(Dataset rows describing interfaces)
────
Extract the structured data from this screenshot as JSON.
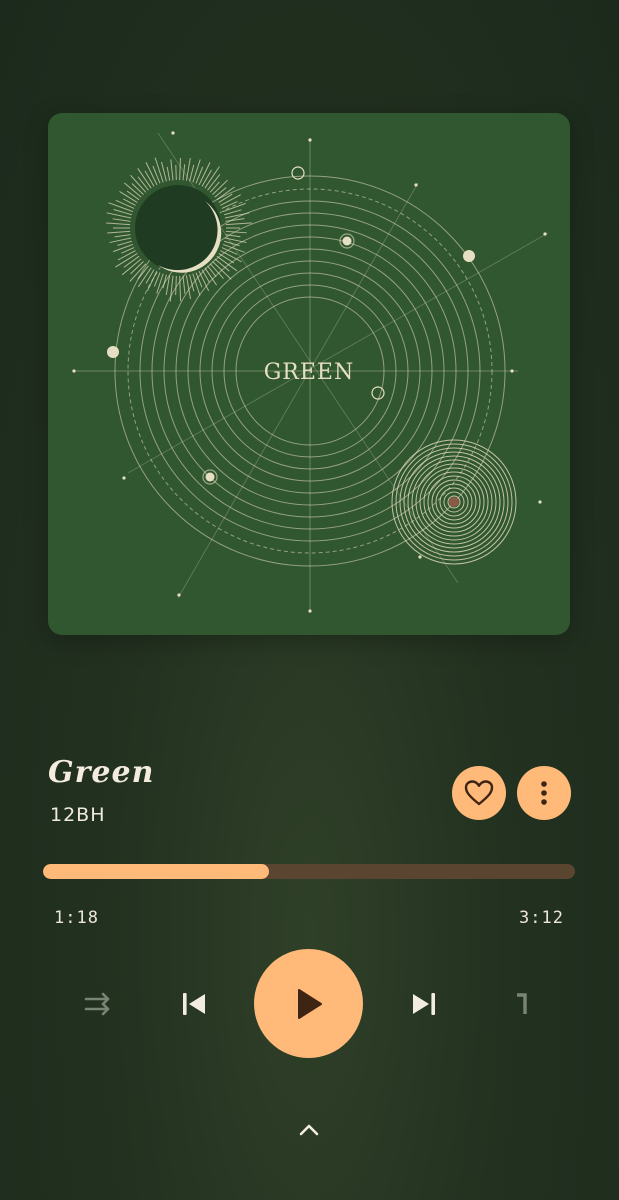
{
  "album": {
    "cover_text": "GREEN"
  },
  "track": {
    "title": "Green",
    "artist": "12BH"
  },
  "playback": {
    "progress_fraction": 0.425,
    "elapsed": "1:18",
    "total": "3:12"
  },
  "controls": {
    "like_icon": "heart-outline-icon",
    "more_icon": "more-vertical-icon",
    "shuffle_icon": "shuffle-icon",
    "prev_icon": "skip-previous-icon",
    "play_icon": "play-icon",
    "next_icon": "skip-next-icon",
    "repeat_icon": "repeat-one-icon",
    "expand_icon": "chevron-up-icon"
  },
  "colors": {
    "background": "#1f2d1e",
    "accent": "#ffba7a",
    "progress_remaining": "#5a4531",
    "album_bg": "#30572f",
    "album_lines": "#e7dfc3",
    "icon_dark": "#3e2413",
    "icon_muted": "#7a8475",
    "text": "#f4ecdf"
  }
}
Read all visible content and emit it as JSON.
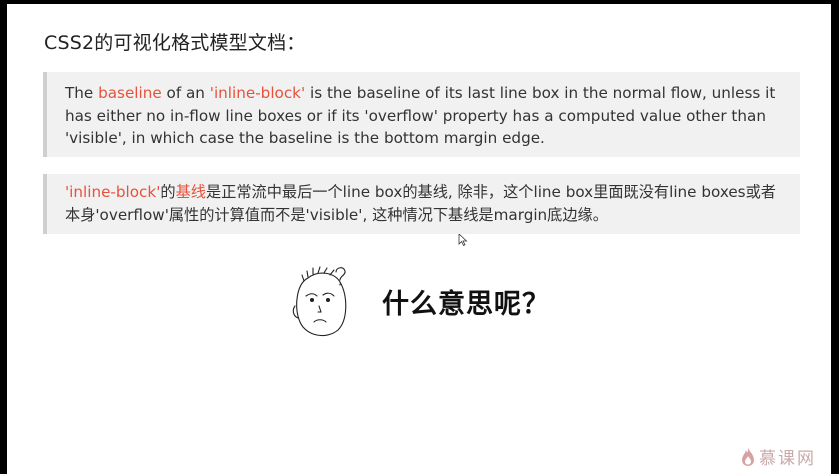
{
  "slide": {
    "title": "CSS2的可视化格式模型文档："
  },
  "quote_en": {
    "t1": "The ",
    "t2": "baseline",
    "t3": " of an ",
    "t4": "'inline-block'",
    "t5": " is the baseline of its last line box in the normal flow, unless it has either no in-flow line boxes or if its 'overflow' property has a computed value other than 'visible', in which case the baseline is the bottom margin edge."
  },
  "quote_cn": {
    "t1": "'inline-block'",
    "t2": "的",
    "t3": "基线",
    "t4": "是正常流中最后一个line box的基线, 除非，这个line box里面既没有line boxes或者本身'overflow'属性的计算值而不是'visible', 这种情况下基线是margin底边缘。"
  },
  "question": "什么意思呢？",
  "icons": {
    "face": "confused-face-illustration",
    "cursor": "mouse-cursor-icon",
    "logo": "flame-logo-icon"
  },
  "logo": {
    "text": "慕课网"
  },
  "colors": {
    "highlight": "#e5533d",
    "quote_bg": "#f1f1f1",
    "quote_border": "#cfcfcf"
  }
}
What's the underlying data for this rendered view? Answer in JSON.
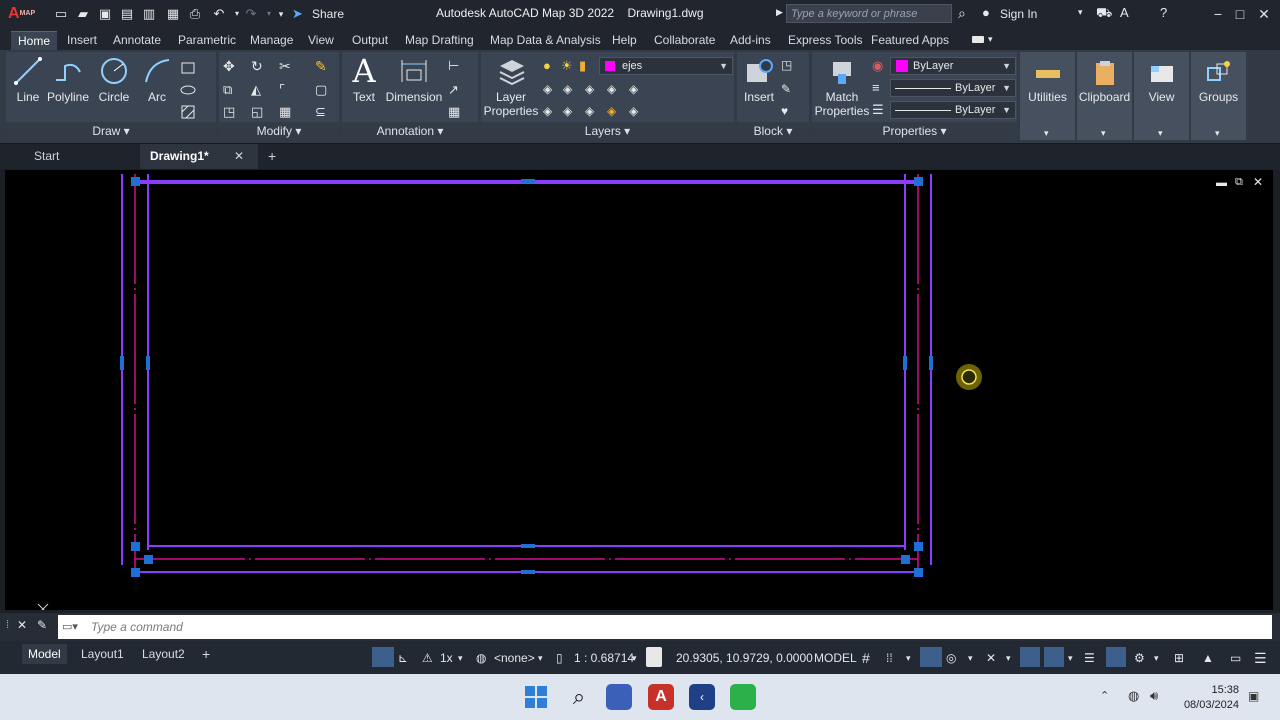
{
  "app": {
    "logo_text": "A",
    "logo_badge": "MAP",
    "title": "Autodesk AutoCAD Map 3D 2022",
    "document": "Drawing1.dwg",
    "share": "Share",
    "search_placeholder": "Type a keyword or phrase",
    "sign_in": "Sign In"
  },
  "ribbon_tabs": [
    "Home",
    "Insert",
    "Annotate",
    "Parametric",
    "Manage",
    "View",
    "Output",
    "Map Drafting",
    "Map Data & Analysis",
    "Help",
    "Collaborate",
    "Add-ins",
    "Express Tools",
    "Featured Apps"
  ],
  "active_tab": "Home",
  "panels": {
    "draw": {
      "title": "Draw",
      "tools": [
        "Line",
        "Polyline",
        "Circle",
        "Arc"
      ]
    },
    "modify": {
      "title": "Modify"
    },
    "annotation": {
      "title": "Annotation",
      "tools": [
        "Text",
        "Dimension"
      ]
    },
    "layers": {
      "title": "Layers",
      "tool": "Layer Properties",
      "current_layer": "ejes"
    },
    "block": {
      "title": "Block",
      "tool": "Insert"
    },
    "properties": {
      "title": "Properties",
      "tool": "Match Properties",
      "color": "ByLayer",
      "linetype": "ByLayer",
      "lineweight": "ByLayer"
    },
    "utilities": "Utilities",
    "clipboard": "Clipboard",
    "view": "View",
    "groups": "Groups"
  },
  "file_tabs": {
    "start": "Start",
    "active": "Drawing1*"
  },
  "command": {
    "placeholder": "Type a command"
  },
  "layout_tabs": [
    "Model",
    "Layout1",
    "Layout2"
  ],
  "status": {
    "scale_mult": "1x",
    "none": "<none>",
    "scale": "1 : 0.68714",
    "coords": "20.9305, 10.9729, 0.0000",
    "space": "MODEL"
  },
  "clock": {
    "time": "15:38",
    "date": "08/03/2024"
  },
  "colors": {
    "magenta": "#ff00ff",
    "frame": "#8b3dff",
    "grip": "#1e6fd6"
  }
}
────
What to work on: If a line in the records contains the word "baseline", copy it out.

Solved exercise:
    "t2": "baseline",
    "t5": " is the baseline of its last line box in the normal flow, unless it has either no in-flow line boxes or if its 'overflow' property has a computed value other than 'visible', in which case the baseline is the bottom margin edge."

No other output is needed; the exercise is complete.